Task instructions: Exactly as written, repeat all of the records below.

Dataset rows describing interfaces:

○ ○ ○ ○ ○ ○ ○

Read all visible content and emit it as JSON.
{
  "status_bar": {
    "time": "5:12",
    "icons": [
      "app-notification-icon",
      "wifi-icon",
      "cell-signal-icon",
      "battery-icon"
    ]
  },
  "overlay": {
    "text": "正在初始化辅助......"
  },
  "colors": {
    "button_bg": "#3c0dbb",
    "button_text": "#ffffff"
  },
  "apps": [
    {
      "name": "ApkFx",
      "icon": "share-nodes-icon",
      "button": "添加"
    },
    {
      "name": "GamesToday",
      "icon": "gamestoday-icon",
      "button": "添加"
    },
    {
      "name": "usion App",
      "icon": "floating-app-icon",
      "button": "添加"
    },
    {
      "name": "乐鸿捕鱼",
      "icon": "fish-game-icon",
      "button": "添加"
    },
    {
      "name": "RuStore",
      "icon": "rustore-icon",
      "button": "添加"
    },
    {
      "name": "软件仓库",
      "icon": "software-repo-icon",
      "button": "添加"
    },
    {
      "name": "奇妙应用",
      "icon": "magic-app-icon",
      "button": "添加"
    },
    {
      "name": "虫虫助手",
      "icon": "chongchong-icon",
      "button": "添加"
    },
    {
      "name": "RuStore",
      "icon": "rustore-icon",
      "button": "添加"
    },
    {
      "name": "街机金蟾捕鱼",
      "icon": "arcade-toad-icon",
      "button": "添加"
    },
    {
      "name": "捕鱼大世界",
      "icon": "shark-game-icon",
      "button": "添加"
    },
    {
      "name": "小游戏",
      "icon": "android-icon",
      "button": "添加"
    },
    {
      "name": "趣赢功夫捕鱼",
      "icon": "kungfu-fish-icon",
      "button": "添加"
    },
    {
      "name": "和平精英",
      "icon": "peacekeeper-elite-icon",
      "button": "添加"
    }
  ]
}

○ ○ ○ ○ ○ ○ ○

Reply:
Read all visible content and emit it as JSON.
{
  "status_bar": {
    "time": "5:12",
    "icons": [
      "app-notification-icon",
      "wifi-icon",
      "cell-signal-icon",
      "battery-icon"
    ]
  },
  "overlay": {
    "text": "正在初始化辅助......"
  },
  "colors": {
    "button_bg": "#3c0dbb",
    "button_text": "#ffffff"
  },
  "apps": [
    {
      "name": "ApkFx",
      "icon": "share-nodes-icon",
      "button": "添加"
    },
    {
      "name": "GamesToday",
      "icon": "gamestoday-icon",
      "button": "添加"
    },
    {
      "name": "usion App",
      "icon": "floating-app-icon",
      "button": "添加"
    },
    {
      "name": "乐鸿捕鱼",
      "icon": "fish-game-icon",
      "button": "添加"
    },
    {
      "name": "RuStore",
      "icon": "rustore-icon",
      "button": "添加"
    },
    {
      "name": "软件仓库",
      "icon": "software-repo-icon",
      "button": "添加"
    },
    {
      "name": "奇妙应用",
      "icon": "magic-app-icon",
      "button": "添加"
    },
    {
      "name": "虫虫助手",
      "icon": "chongchong-icon",
      "button": "添加"
    },
    {
      "name": "RuStore",
      "icon": "rustore-icon",
      "button": "添加"
    },
    {
      "name": "街机金蟾捕鱼",
      "icon": "arcade-toad-icon",
      "button": "添加"
    },
    {
      "name": "捕鱼大世界",
      "icon": "shark-game-icon",
      "button": "添加"
    },
    {
      "name": "小游戏",
      "icon": "android-icon",
      "button": "添加"
    },
    {
      "name": "趣赢功夫捕鱼",
      "icon": "kungfu-fish-icon",
      "button": "添加"
    },
    {
      "name": "和平精英",
      "icon": "peacekeeper-elite-icon",
      "button": "添加"
    }
  ]
}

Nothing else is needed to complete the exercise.